#### Problem requirements:
The data below is to be repeated in full, exactly as given.

#### Supplied data:
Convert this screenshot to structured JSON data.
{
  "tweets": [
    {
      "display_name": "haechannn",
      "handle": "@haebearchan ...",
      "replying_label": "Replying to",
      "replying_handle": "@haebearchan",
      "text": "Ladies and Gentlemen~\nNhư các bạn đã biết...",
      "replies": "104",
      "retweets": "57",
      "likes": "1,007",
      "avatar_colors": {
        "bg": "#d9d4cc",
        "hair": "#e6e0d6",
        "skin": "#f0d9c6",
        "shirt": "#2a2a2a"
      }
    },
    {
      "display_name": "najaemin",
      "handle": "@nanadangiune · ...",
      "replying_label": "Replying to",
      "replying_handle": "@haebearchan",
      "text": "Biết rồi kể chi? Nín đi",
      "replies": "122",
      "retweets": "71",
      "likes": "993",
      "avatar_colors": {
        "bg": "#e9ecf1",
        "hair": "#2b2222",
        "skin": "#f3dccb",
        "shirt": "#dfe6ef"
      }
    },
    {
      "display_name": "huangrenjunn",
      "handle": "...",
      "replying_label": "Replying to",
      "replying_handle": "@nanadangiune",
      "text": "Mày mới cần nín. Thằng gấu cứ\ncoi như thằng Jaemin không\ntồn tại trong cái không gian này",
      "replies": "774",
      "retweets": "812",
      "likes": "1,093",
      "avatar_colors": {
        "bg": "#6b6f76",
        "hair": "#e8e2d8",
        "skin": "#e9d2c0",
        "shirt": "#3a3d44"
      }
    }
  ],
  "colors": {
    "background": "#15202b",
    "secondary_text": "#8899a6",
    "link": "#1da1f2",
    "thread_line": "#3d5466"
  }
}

#### Task output:
Convert this screenshot to structured JSON data.
{
  "tweets": [
    {
      "display_name": "haechannn",
      "handle": "@haebearchan ...",
      "replying_label": "Replying to",
      "replying_handle": "@haebearchan",
      "text": "Ladies and Gentlemen~\nNhư các bạn đã biết...",
      "replies": "104",
      "retweets": "57",
      "likes": "1,007",
      "avatar_colors": {
        "bg": "#d9d4cc",
        "hair": "#e6e0d6",
        "skin": "#f0d9c6",
        "shirt": "#2a2a2a"
      }
    },
    {
      "display_name": "najaemin",
      "handle": "@nanadangiune · ...",
      "replying_label": "Replying to",
      "replying_handle": "@haebearchan",
      "text": "Biết rồi kể chi? Nín đi",
      "replies": "122",
      "retweets": "71",
      "likes": "993",
      "avatar_colors": {
        "bg": "#e9ecf1",
        "hair": "#2b2222",
        "skin": "#f3dccb",
        "shirt": "#dfe6ef"
      }
    },
    {
      "display_name": "huangrenjunn",
      "handle": "...",
      "replying_label": "Replying to",
      "replying_handle": "@nanadangiune",
      "text": "Mày mới cần nín. Thằng gấu cứ\ncoi như thằng Jaemin không\ntồn tại trong cái không gian này",
      "replies": "774",
      "retweets": "812",
      "likes": "1,093",
      "avatar_colors": {
        "bg": "#6b6f76",
        "hair": "#e8e2d8",
        "skin": "#e9d2c0",
        "shirt": "#3a3d44"
      }
    }
  ],
  "colors": {
    "background": "#15202b",
    "secondary_text": "#8899a6",
    "link": "#1da1f2",
    "thread_line": "#3d5466"
  }
}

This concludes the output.